Anyone with a heart during Thursday's Question Time on BBC1 will have found themselves toying with the remote, pondering whether the act of watching constituted an intrusion into private grief. The post-Budget agony manifested by Vince Cable was better suited to a renaissance painting of Christ on the cross than a chat with David Dimbleby.
So far as the startling shift in the prices of the two political stocks on view, the eyes had it. Reminding Vince of such Lib Dem manifesto pledges as no VAT hike, Ed "Blinky" Balls wasn't blinky but gleamingly wide-eyed, resembling the demonic killer dummy, Chucky, from the Child's Play films. Vince screwed his own mince pies so tightly shut that he appeared catatonic.
Some have posited that he was transcendentally meditating in a quest for Zen-like acceptance of the VAT-inspired vat of Branston in which he was drowning. More likely, I think, he was fantasising about a jollier engagement in a nearby studio. Strictly Come Dancing returns in the autumn and the Business Secretary, like his predecessor, makes no secret of his hoofing ambitions. Strictly execs should keep their eyes on Vince's in the coming weeks. He hasn't been himself since taking a hiding from Andrew Neil (see elsewhere) and is now less himself than ever.
The day that such a proud and clever chap is duffed up by Chucky Balls is surely the day for him to weigh the delights of collective responsibility for a brutal Budget he transparently despises, against the lure of the sequin blouse and the arms of Erin Boag.
* Rather than dwell on the alien parasite still hibernating on Andrew Neil's scalp, a word of praise for its host. Neil's demolition on This Week of Diane Abbott, whom he battered into explaining away her son's private schooling in terms of the uniquely powerful West Indian maternal instinct, matched Chucky's battering of Cable on BBC1 an hour earlier.
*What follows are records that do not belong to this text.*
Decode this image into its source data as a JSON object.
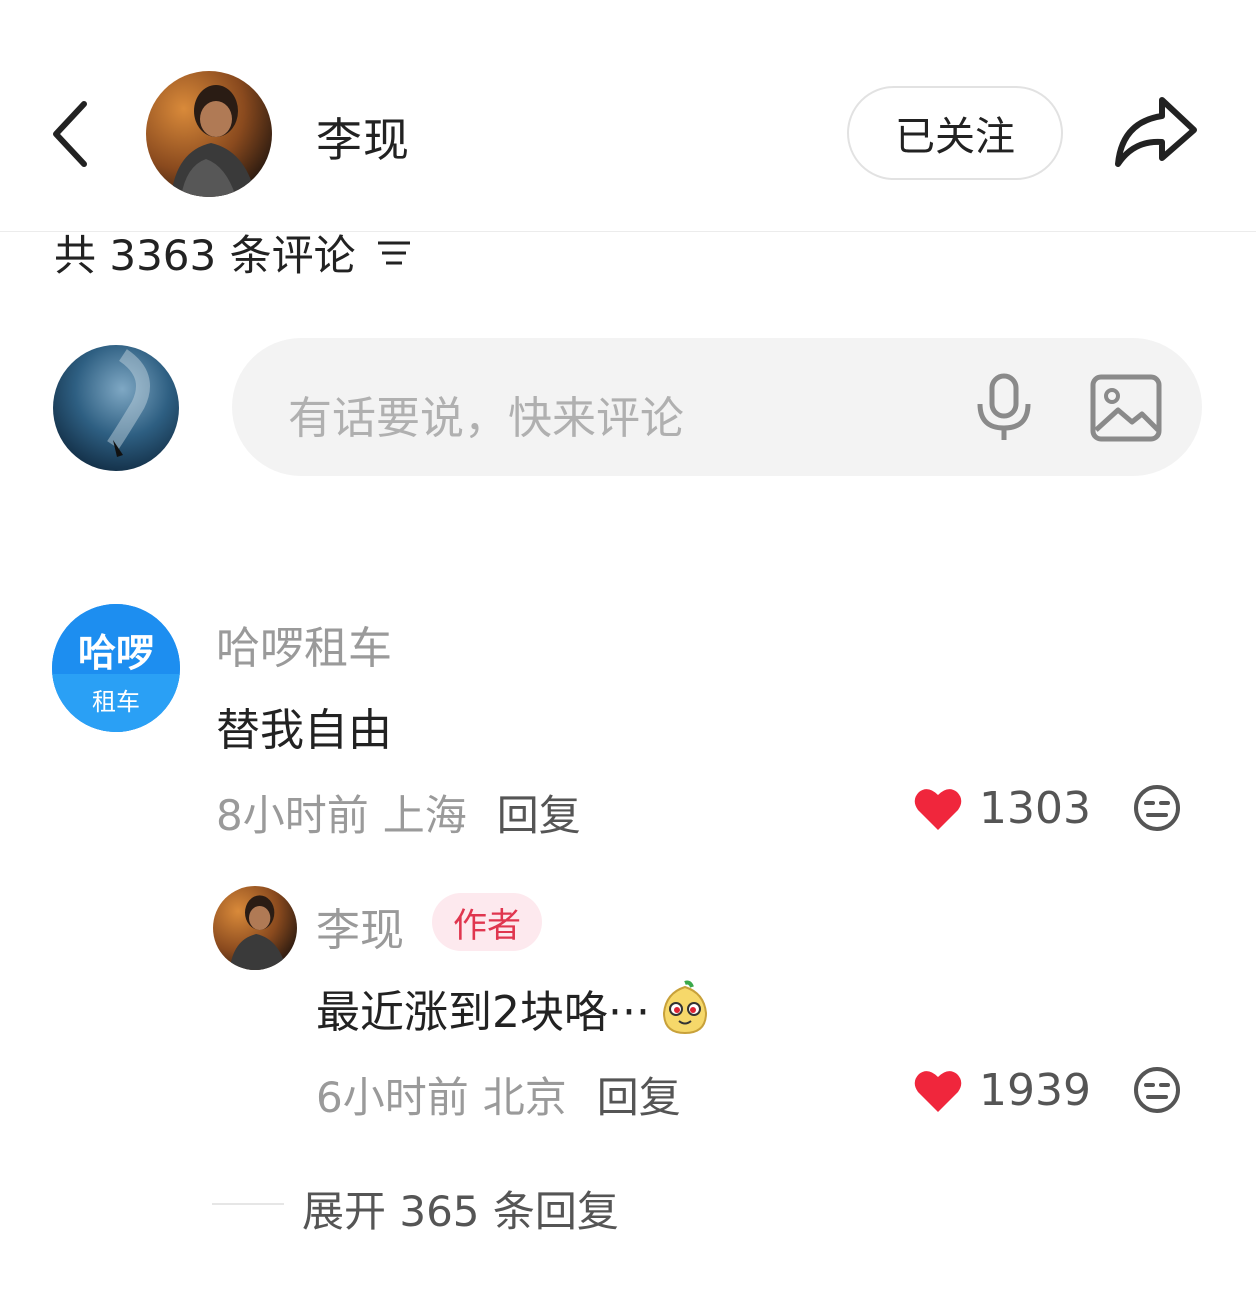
{
  "header": {
    "username": "李现",
    "follow_label": "已关注"
  },
  "comments_summary": {
    "count_text": "共 3363 条评论"
  },
  "composer": {
    "placeholder": "有话要说，快来评论"
  },
  "comments": [
    {
      "author": "哈啰租车",
      "avatar_text_1": "哈啰",
      "avatar_text_2": "租车",
      "text": "替我自由",
      "time": "8小时前",
      "location": "上海",
      "reply_label": "回复",
      "likes": "1303",
      "replies": [
        {
          "author": "李现",
          "badge": "作者",
          "text": "最近涨到2块咯···",
          "emoji": "smiling-pear-emoji",
          "time": "6小时前",
          "location": "北京",
          "reply_label": "回复",
          "likes": "1939"
        }
      ],
      "expand_label": "展开 365 条回复"
    }
  ],
  "colors": {
    "heart": "#f0263c",
    "badge_bg": "#fde9ee",
    "badge_text": "#e0364f",
    "brand_blue": "#1d8ef0"
  }
}
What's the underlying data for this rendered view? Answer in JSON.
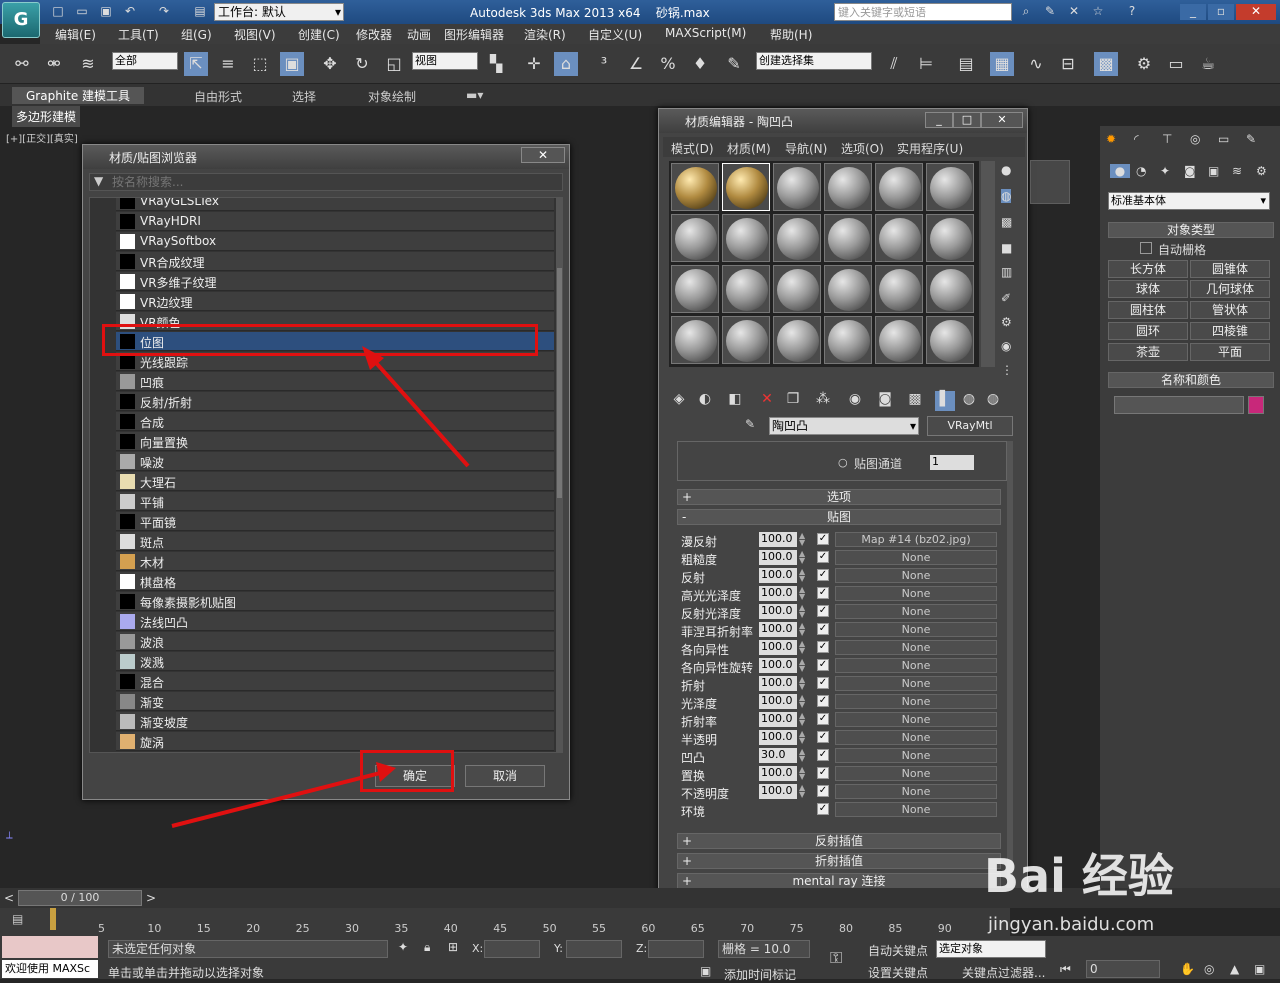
{
  "app": {
    "title": "Autodesk 3ds Max  2013 x64",
    "file": "砂锅.max",
    "workspace": "工作台: 默认",
    "search_placeholder": "键入关键字或短语"
  },
  "menu": [
    "编辑(E)",
    "工具(T)",
    "组(G)",
    "视图(V)",
    "创建(C)",
    "修改器",
    "动画",
    "图形编辑器",
    "渲染(R)",
    "自定义(U)",
    "MAXScript(M)",
    "帮助(H)"
  ],
  "toolbar": {
    "filter": "全部",
    "refcoord": "视图",
    "selset": "创建选择集"
  },
  "ribbon": {
    "tabs": [
      "Graphite 建模工具",
      "自由形式",
      "选择",
      "对象绘制"
    ],
    "sub": "多边形建模"
  },
  "viewport": {
    "label": "[+][正交][真实]"
  },
  "browser": {
    "title": "材质/贴图浏览器",
    "search_placeholder": "按名称搜索...",
    "items": [
      {
        "label": "VRayGLSLTex",
        "swatch": "#000000"
      },
      {
        "label": "VRayHDRI",
        "swatch": "#000000"
      },
      {
        "label": "VRaySoftbox",
        "swatch": "#ffffff"
      },
      {
        "label": "VR合成纹理",
        "swatch": "#000000"
      },
      {
        "label": "VR多维子纹理",
        "swatch": "#ffffff"
      },
      {
        "label": "VR边纹理",
        "swatch": "#ffffff"
      },
      {
        "label": "VR颜色",
        "swatch": "#dddddd"
      },
      {
        "label": "位图",
        "swatch": "#000000"
      },
      {
        "label": "光线跟踪",
        "swatch": "#000000"
      },
      {
        "label": "凹痕",
        "swatch": "#999999"
      },
      {
        "label": "反射/折射",
        "swatch": "#000000"
      },
      {
        "label": "合成",
        "swatch": "#000000"
      },
      {
        "label": "向量置换",
        "swatch": "#000000"
      },
      {
        "label": "噪波",
        "swatch": "#aaaaaa"
      },
      {
        "label": "大理石",
        "swatch": "#e8dcb0"
      },
      {
        "label": "平铺",
        "swatch": "#cccccc"
      },
      {
        "label": "平面镜",
        "swatch": "#000000"
      },
      {
        "label": "斑点",
        "swatch": "#dddddd"
      },
      {
        "label": "木材",
        "swatch": "#d4a050"
      },
      {
        "label": "棋盘格",
        "swatch": "#ffffff"
      },
      {
        "label": "每像素摄影机贴图",
        "swatch": "#000000"
      },
      {
        "label": "法线凹凸",
        "swatch": "#aaaaee"
      },
      {
        "label": "波浪",
        "swatch": "#999999"
      },
      {
        "label": "泼溅",
        "swatch": "#bbcccc"
      },
      {
        "label": "混合",
        "swatch": "#000000"
      },
      {
        "label": "渐变",
        "swatch": "#888888"
      },
      {
        "label": "渐变坡度",
        "swatch": "#bbbbbb"
      },
      {
        "label": "旋涡",
        "swatch": "#e0b070"
      }
    ],
    "ok": "确定",
    "cancel": "取消"
  },
  "mated": {
    "title": "材质编辑器 - 陶凹凸",
    "menu": [
      "模式(D)",
      "材质(M)",
      "导航(N)",
      "选项(O)",
      "实用程序(U)"
    ],
    "name": "陶凹凸",
    "type": "VRayMtl",
    "mapchannel": "贴图通道",
    "mapchannel_val": "1",
    "rollouts": {
      "options": "选项",
      "maps": "贴图",
      "reflinterp": "反射插值",
      "refrinterp": "折射插值",
      "mentalray": "mental ray 连接"
    },
    "maps": [
      {
        "label": "漫反射",
        "val": "100.0",
        "map": "Map #14 (bz02.jpg)"
      },
      {
        "label": "粗糙度",
        "val": "100.0",
        "map": "None"
      },
      {
        "label": "反射",
        "val": "100.0",
        "map": "None"
      },
      {
        "label": "高光光泽度",
        "val": "100.0",
        "map": "None"
      },
      {
        "label": "反射光泽度",
        "val": "100.0",
        "map": "None"
      },
      {
        "label": "菲涅耳折射率",
        "val": "100.0",
        "map": "None"
      },
      {
        "label": "各向异性",
        "val": "100.0",
        "map": "None"
      },
      {
        "label": "各向异性旋转",
        "val": "100.0",
        "map": "None"
      },
      {
        "label": "折射",
        "val": "100.0",
        "map": "None"
      },
      {
        "label": "光泽度",
        "val": "100.0",
        "map": "None"
      },
      {
        "label": "折射率",
        "val": "100.0",
        "map": "None"
      },
      {
        "label": "半透明",
        "val": "100.0",
        "map": "None"
      },
      {
        "label": "凹凸",
        "val": "30.0",
        "map": "None"
      },
      {
        "label": "置换",
        "val": "100.0",
        "map": "None"
      },
      {
        "label": "不透明度",
        "val": "100.0",
        "map": "None"
      },
      {
        "label": "环境",
        "val": "",
        "map": "None"
      }
    ]
  },
  "rightpanel": {
    "category": "标准基本体",
    "objtype": "对象类型",
    "autogrid": "自动栅格",
    "buttons": [
      "长方体",
      "圆锥体",
      "球体",
      "几何球体",
      "圆柱体",
      "管状体",
      "圆环",
      "四棱锥",
      "茶壶",
      "平面"
    ],
    "namecolor": "名称和颜色",
    "color": "#c8287a"
  },
  "timeline": {
    "frame": "0 / 100",
    "ticks": [
      "5",
      "10",
      "15",
      "20",
      "25",
      "30",
      "35",
      "40",
      "45",
      "50",
      "55",
      "60",
      "65",
      "70",
      "75",
      "80",
      "85",
      "90"
    ]
  },
  "status": {
    "welcome": "欢迎使用 MAXSc",
    "sel": "未选定任何对象",
    "hint": "单击或单击并拖动以选择对象",
    "x": "X:",
    "y": "Y:",
    "z": "Z:",
    "grid": "栅格 = 10.0",
    "autokey": "自动关键点",
    "selobj": "选定对象",
    "setkey": "设置关键点",
    "keyfilter": "关键点过滤器...",
    "addtime": "添加时间标记",
    "frameval": "0"
  },
  "watermark": {
    "brand": "Bai 经验",
    "url": "jingyan.baidu.com"
  }
}
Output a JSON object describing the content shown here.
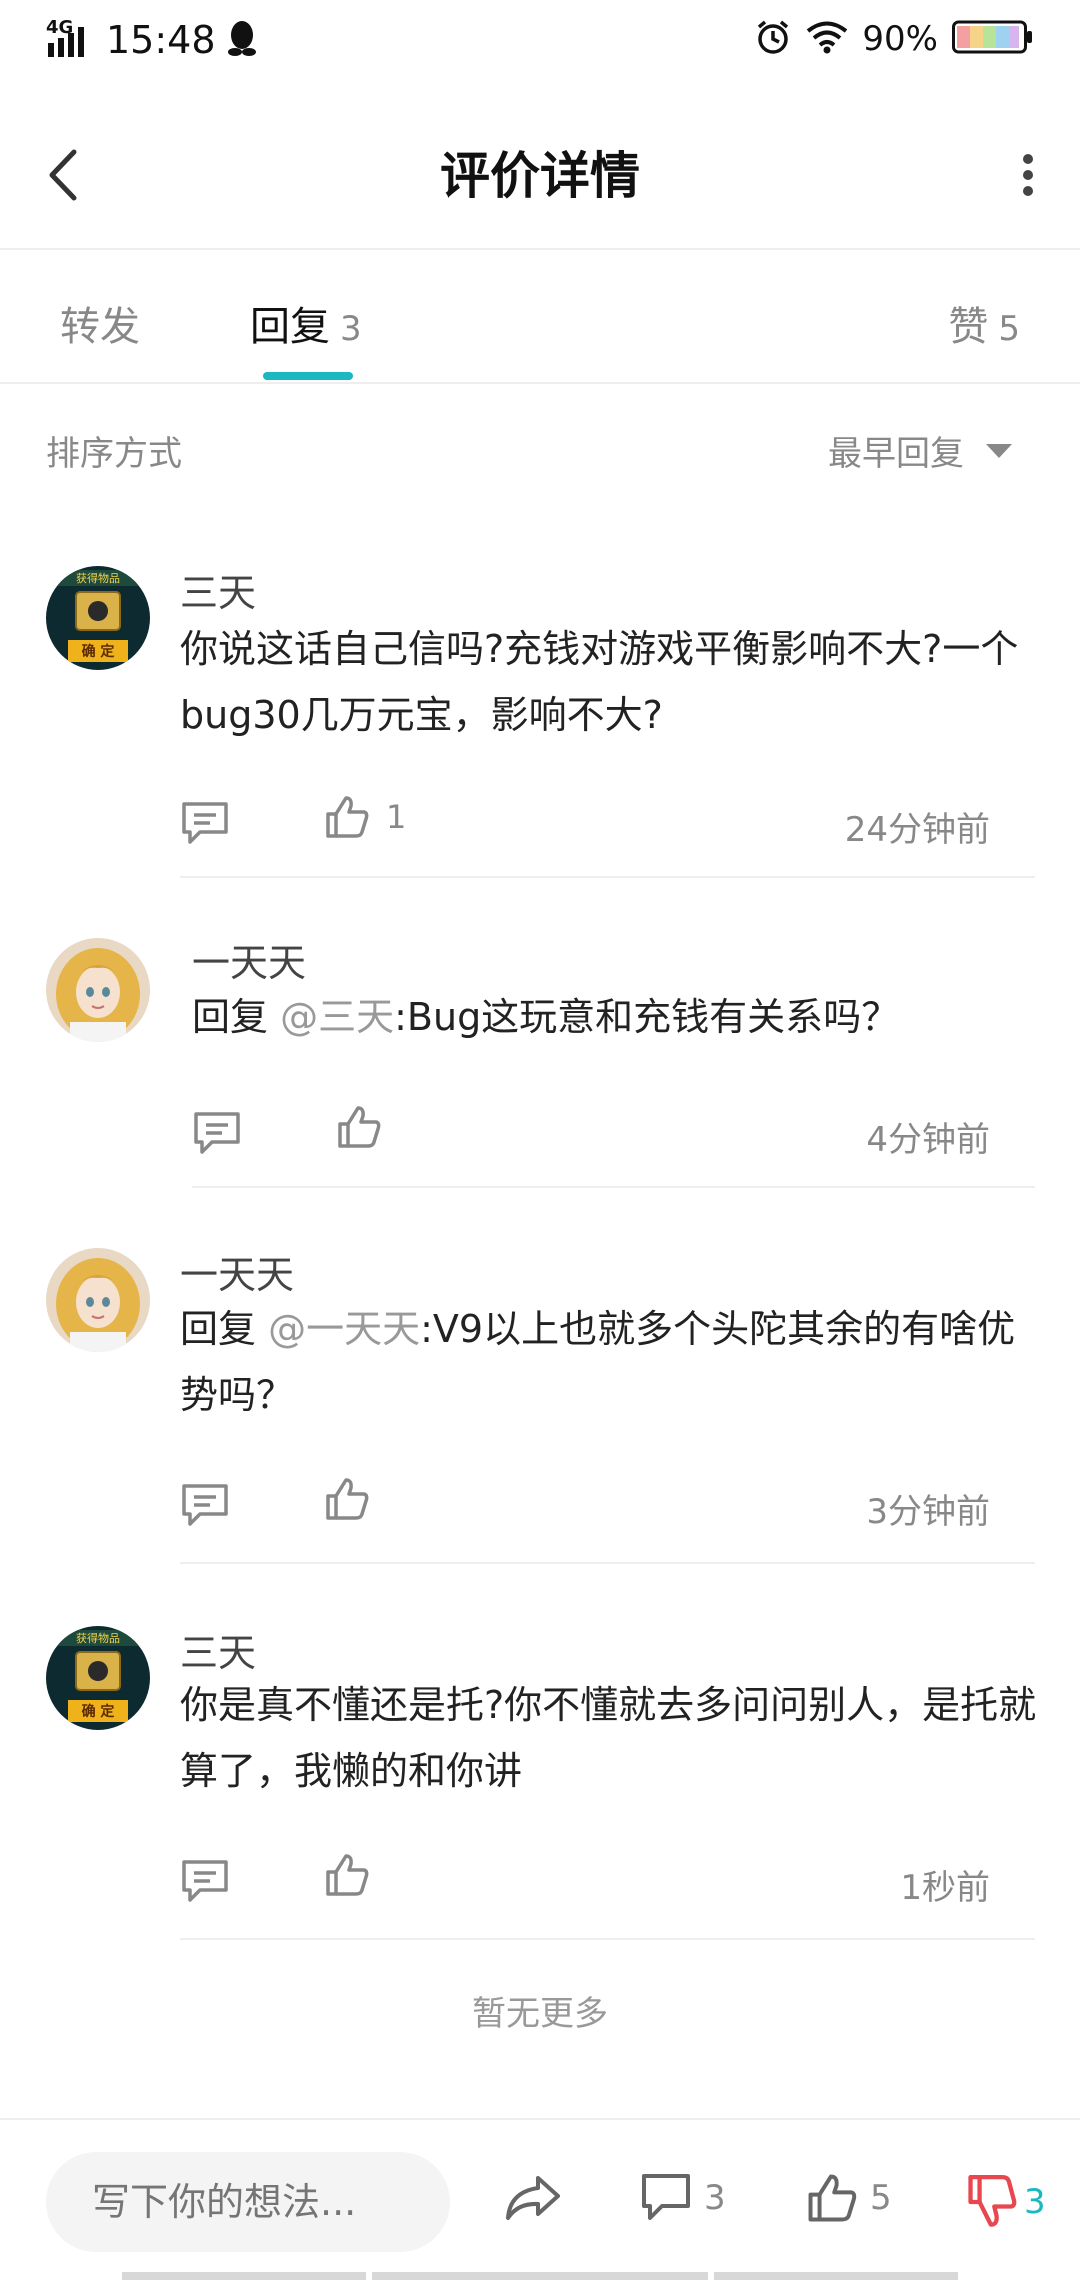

Neil has worked with Abbott for years and seems fond of her, but he dismantled her with the same forensic aggression he unleashed a few weeks ago on Cable. There are various words for such ruthlessness, many of them short and brutal, but the two that come to my mind are proper journalist.
* Incidentally, Labour leadership voters impressed by Ed Balls's tour de force on QT should be aware of this. Judging by the hairline, artfully arranged though it was, he'll be Head Bald by the next election. Not since Churchill in the pre-TV age 1950s has any bald man won a general election. The contrast with the Milibandroids, whose positronic circuitry includes a proceeding hairline master chip, speaks for itself.
* Hats off to Channel 4 for proclaiming victory after a bodyguard, Matt Fides, abandoned his libel action against it. Fides had claimed that a production company owned by the documentary-maker Stephen Lambert (whose film The Queen cost BBC1 controller Peter Fincham his job) faked a film about Michael Jackson's family moving to Devon. Here was libel's answer to Germany vs Argentina, with the one glorious difference that both sides could lose, and did. C4 boss Julian Bellamy's insistence that he was "totally delighted" by the result induces vertigo at the thought of what heights of ecstacy he'd have scaled had his legal bill been £5m, and not a mere £2.5m. Pyrrhic doesn't come close.
* Political satire heralds an unlikely new star. Sir David Eady, once the Judge Jeffreys of libel but much friendlier towards newspapers of late, cracked a Budget gag. When a certain QC told him: "I don't think we'll need to come back for a third time to Your Lordship on the issue of meaning", the red-robed Tom Lehrer reduced the court to such dangerous mirth that his usher had to be stretchered out and given oxygen. "That is like saying 'we have no present intention of raising VAT'," said Eady J. So seldom do titans of the bench train their comedic guns on governmental duplicity that you marvel at his boldness. Perhaps it's to do with his semi-retirement next month. Not so much demob happy, Eady old horse, as demob delirious.Reuse content